I realized about 80% through that this answer may have too many parts to implement, so I'm also going to leave a shorter one.
If you prioritize filling some cells over others, you can at least prune the computer's search tree. I suggest filling the center cube, followed by the six face centers, followed by the eight corners, finishing with everything else.
Here, let me number the squares of a Y pentomino:
By starting with the Y filling the center cube, the search space can be reduced by a factor of 12 by holding this piece's orientation constant. Note that only cells 2, 3, and 4 can occupy the center of the cube. If 2 or 4 is the center cell, then five face centers will remain to be filled; if it's 3, then all six will remain.
For the five or six centers, the Y occupying each center can be placed in one of 36 ways, disregarding overlap, as follows:
-The "spine" (the cubes 1245) can point in any of four directions
-Again, only 2, 3, or 4 can fill these cubes
-The full Y can lie on the face in three ways for each cube: on either Y face for all three, plus either along the spine for 2 and 4 or alongthe furthest opposing face for 3
Now for the eight corners. Only 1 and 5 can occupy these cubes, so for each of these corners we can work on partial placements for just the spines along the edges. Now, each corner is adjacent to three three-square edges, although some of the twelve edges are certainly part-occupied by Y's placed in the previous phase. The corners to be filled need to be prioritized by fewest available edges.
-If, at any point, an unfilled corner has 0 free edges, then either the last "temporary edge placement" or the entire face-center configuration needs to be advanced to the next one
-Whenever a corner piece is laid along an edge and the other corner sharing that edge is not yet filled, that other corner should be re-prioritized for having one fewer free edge
-If some unfilled corner has only one free edge, a spine is placed along that corner and edge
-And if no unfilled corner has fewer than two free edges, pick and note a "temporary edge placement" to fix if it leads to a contradiction. (I guarantee at least two corners will have no more than two edges. If the first placement is wrong, the second placement should be used but not noted as temporary.)

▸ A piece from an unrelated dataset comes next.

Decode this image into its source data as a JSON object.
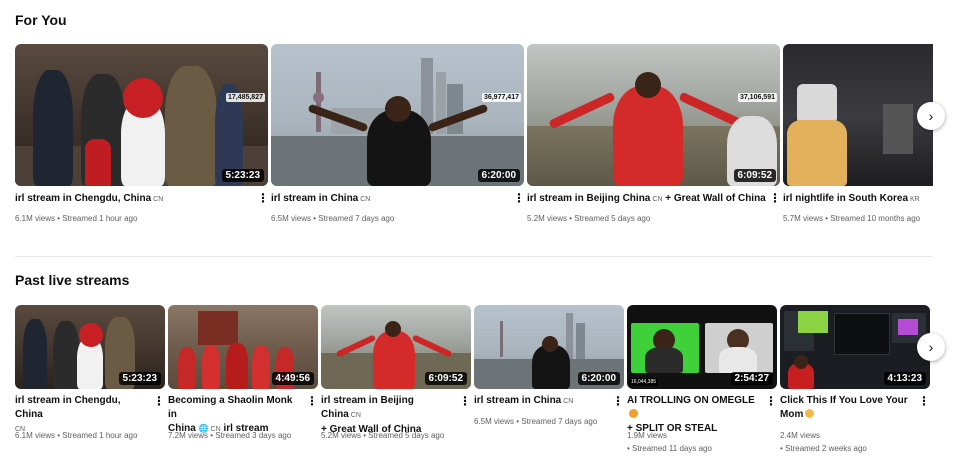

This gives eight partial placements and six or seven total placements. This leaves eleven or ten Y's to place within a volume of 63 or 58, respectively, which includes at least 26 cubes that are absolutely not filled regardless of how exactly the corner Y's are placed (each one still has up to four possibilities for the placement of the 3 cube), a much smaller search space.